The Nokia G22 is not the best Nokia Mobile has to offer, but it’s quite interesting as some parts of the phone can be replaced at home thanks to the newly announced collaboration with iFixit. By “some” I mean that you can almost replace the screen, battery, USB port and back cover yourself. Well, you need some tools, which you can get from iFixit (or a guitar pick and a Torx), and you have to follow the instructions.

Tech Spurt made a video introducing the phone and explaining the basics. In his opinion, the phone is well designed, with a pretty good looking 6.5-inch screen (IPS) that works OK for the price, but it could be a full-fledged HD screen, as there are many competitors offering that in the G22’s price range. The big chin is there, but that’s to be expected for this budget friendly phone.


In case you didn’t watch the video because of the harsh language TechSpurt uses, I’ve summarised the best or most useful parts below.
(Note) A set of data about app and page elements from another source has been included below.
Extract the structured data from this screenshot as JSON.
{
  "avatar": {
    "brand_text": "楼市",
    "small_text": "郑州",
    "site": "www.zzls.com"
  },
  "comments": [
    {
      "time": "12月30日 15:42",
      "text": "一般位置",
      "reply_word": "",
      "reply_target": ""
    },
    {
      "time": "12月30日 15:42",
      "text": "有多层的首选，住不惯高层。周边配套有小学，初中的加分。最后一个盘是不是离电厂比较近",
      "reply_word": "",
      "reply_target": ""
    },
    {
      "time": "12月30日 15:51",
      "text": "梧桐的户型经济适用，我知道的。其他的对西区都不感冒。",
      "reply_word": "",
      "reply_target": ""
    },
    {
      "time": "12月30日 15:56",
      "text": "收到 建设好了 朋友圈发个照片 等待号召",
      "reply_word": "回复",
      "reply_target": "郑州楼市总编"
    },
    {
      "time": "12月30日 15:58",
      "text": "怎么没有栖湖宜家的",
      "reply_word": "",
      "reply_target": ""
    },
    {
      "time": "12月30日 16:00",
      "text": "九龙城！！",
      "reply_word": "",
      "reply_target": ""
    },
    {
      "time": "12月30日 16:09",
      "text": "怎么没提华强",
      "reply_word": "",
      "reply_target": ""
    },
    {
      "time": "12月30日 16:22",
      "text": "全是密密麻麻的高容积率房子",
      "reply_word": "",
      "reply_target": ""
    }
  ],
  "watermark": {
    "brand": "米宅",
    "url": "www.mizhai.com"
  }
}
The software only takes up 12GB, which is fine, though many were expecting Android 12, which could mean Android 13 and 14 are the only updates you get with this phone. Whether Android 15 is coming or not is not yet known. The phone seems to have a lot of apps pre-installed, but luckily you can uninstall and reboot them all. I do not know why Nokia Mobile is doing this. I just hope the financial incentives from Netfix, Disney and ExpressVPN are good.

The speaker is not the best, although the OZO Audio can deliver a lot of sound. But who cares about the speaker when the G22 has a 3.5mm headphone jack! There’s also only one microphone, which means you can not do 360-sound recording.

The Unisoc T606 is well known in the Nokia world, but it does all the basic things right. Techspurt even managed to play some games on the device without any major issues. He tried playing CoD and it was successful at low graphics settings and medium frame rate or the maximum level available on the G22. At the very least, he said the G22’s battery life is amazing.

The 50 MP camera is the only one that does a good job on the G22, but the processing time is long, thanks to the T606 chip packed into the phone. The images produced look great, though. The selfie shooter is an 8 MP sensor and delivers image quality as you would expect, nothing glorious, but just enough to take a nice, informative photo.

Fast forward to 9:51 and you’ll see how easy it is to disassemble the Nokia G22 and change the battery. This reminds me of the glory days of Nokia Symbian phones and even before that, when I had to replace covers and external parts when my phone amazingly wanted to take a bath. TechSpurt took about 18 minutes to swap out the battery at home, which is a bit longer than the promised 5 minutes that Nokia’s CMO had stated during the pre-meetings. Yes, he practised before the event.

The Nokia G22 looks like another budget phone that may not have the best features, but it should work well, and if something goes wrong, you can easily fix it at home for a moderate amount to buy replacement parts.